Family Vacation Tips
Family fun or family bummed? “I’m dreading our drive out to Orlando this year,” said Jane, mother of 14-year-old Katie Ann, 8-year-old Kayla and 5-year-old Kevin, at our monthly parenting coaching group. “We haven’t even left yet and I can already hear the cacophony of ‘Are we there yet?’ ringing in my head. The last time we did this, Kayla threw her shoes out the window and Kevin told me I was the worst mommy ever because he was so bored. I don’t know why we do this to ourselves!”
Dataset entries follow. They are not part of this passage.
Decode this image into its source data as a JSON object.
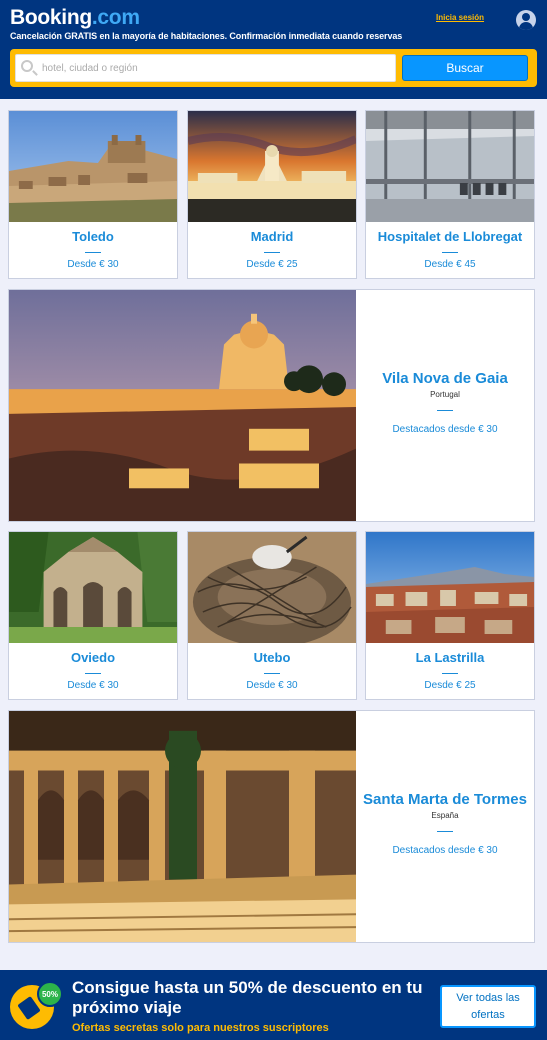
{
  "header": {
    "brand_main": "Booking",
    "brand_dot": ".com",
    "tagline": "Cancelación GRATIS en la mayoría de habitaciones. Confirmación inmediata cuando reservas",
    "signin_label": "Inicia sesión",
    "search": {
      "placeholder": "hotel, ciudad o región",
      "value": "",
      "button_label": "Buscar"
    }
  },
  "destinations_row1": [
    {
      "name": "Toledo",
      "price": "Desde € 30"
    },
    {
      "name": "Madrid",
      "price": "Desde € 25"
    },
    {
      "name": "Hospitalet de Llobregat",
      "price": "Desde € 45"
    }
  ],
  "featured1": {
    "name": "Vila Nova de Gaia",
    "country": "Portugal",
    "price": "Destacados desde € 30"
  },
  "destinations_row2": [
    {
      "name": "Oviedo",
      "price": "Desde € 30"
    },
    {
      "name": "Utebo",
      "price": "Desde € 30"
    },
    {
      "name": "La Lastrilla",
      "price": "Desde € 25"
    }
  ],
  "featured2": {
    "name": "Santa Marta de Tormes",
    "country": "España",
    "price": "Destacados desde € 30"
  },
  "promo": {
    "badge": "50%",
    "title": "Consigue hasta un 50% de descuento en tu próximo viaje",
    "subtitle": "Ofertas secretas solo para nuestros suscriptores",
    "button_label": "Ver todas las ofertas"
  },
  "colors": {
    "header_bg": "#003580",
    "accent_yellow": "#febb02",
    "link_blue": "#1a8bd8",
    "button_blue": "#0896ff"
  }
}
Many families will be making the trek somewhere fun for summer vacation this year. Perhaps it’ll just be you and the kids– perhaps you’ll be bringing the grandparents along as well. While the trip can be exciting, it can also be potentially stressful. After all, you’re leaving the comforts of home and throwing your typical routine out the window. That, coupled with the cramped quarters of the long car ride or the hustle and bustle of a chaotic airport can be a source of uneasiness. While you may not be able to forecast every need in advance or ensure everyone’s happy mood at all times, you can take steps to reduce the hassles. However, you must be prepared:
(1) Pack for what may go awry: Nobody wants their children getting sunburned, bruised or sick while on vacation. A little forethought and smart packing can go a long way. What does your child need when he or she feels tired or sick? What does your daughter need if she gets her period? Ensuring that you have aloe for burns, Band-Aids® for cuts and a special pillow for someone who may get carsick is essential for everyone’s sanity and comfort.
(2) Brainstorm travel games before leaving: There are infinite travel games for planes or long car ride, but we can’t always think of them on the spot. Brainstorm and research them before you leave. Games like I Spy, Padiddle (spotting a car with one headlight) and Alphabet can eat up time and don’t require props. Activities like crosswords, MadLibs™ and “Where’s Waldo” take more preparation and a trip to the bookstore before you leave. Making sure you have what you need to entertain the troops is vital for a relaxing trip.
(3) Plan stops along the way: While you may just want to get to your destination as quickly as possible, planning scheduled stops during a long drive can reduce stress and provide excitement. It doesn’t have to break the budget— just give everyone a break! Are you passing an old friend’s town? A national monument? A well-reviewed children’s restaurant? These are great places to get out, stretch your legs, and break up the trip. Some parents who don’t want to take too much time for lunch program a phone number for a kid-friendly deli into their phone and call from the road. When they reach the restaurant, their food is waiting. Now that’s fast food.
(4) Create a bonding experience: Many kids have trouble opening up to their parents during face-to-face talks. In the car, sitting side by side, conversation comes more easily. Communication games can get things started. Games like “Share One Thing,” in which someone picks a topic and everyone shares a response to it, can lead to wonderful stories. For example, “share one thing that made you laugh this week” can kick things off. You can also use Sentence Stems like “if I won the lottery I would…”.When conversation is a “side bar” rather than a main event, it feels easier and breezier for everyone.
(5) Get innovative but remember the classics: Classic toys and activities like cards and crayons can provide great entertainment on a long trip. Try Legos® or dolls to dress up. Handheld games work wonders as well. You can also think outside the box. Wrap small presents before leaving and let your children open one per hour. Give your children dry erase markers (which wipe off easily) to decorate the windows. If all else fails, a portable DVD player will go a long way. Just remember to provide earphones so you can get some peace and quiet during the movie!
(6) Bring snacks: Hungry family members make any trip unpleasant. Be sure to bring orange segments, carrot sticks, granola bars, and raisins. And yes, you should probably have some “fun snacks” as well such as a few of your children’s favorite cookies or miniature chocolate bars. Juice boxes and small bottles of water are easy to pack and carry in small bags. To keep the sugar factor down, bring a sippy cup or thermos and mix water and juice together to dilute the potency.
(7) Think Clean and Comfortable: We want our children to be clean and comfortable, but things like food, juice, markers and crayons can lead to big messes. Bring an extra change of clothes for those who are bound to get dirty, and don’t forget wipes and tissues. Make sure your children wear comfortable shoes and take an extra pair in case the ones they are wearing are giving them blisters. Ask everyone to bring an extra light jacket or sweater in case they get chilly in the car or on the plane.
We all know what they say about “an ounce of prevention.” When we ensure that our family is organized and prepared, we can focus on the best parts of the trip—having a great time, enjoying each other’s company and making wonderful memories! Whether you’re going away or staying close to home, we hope your next family vacation is filled with family fun.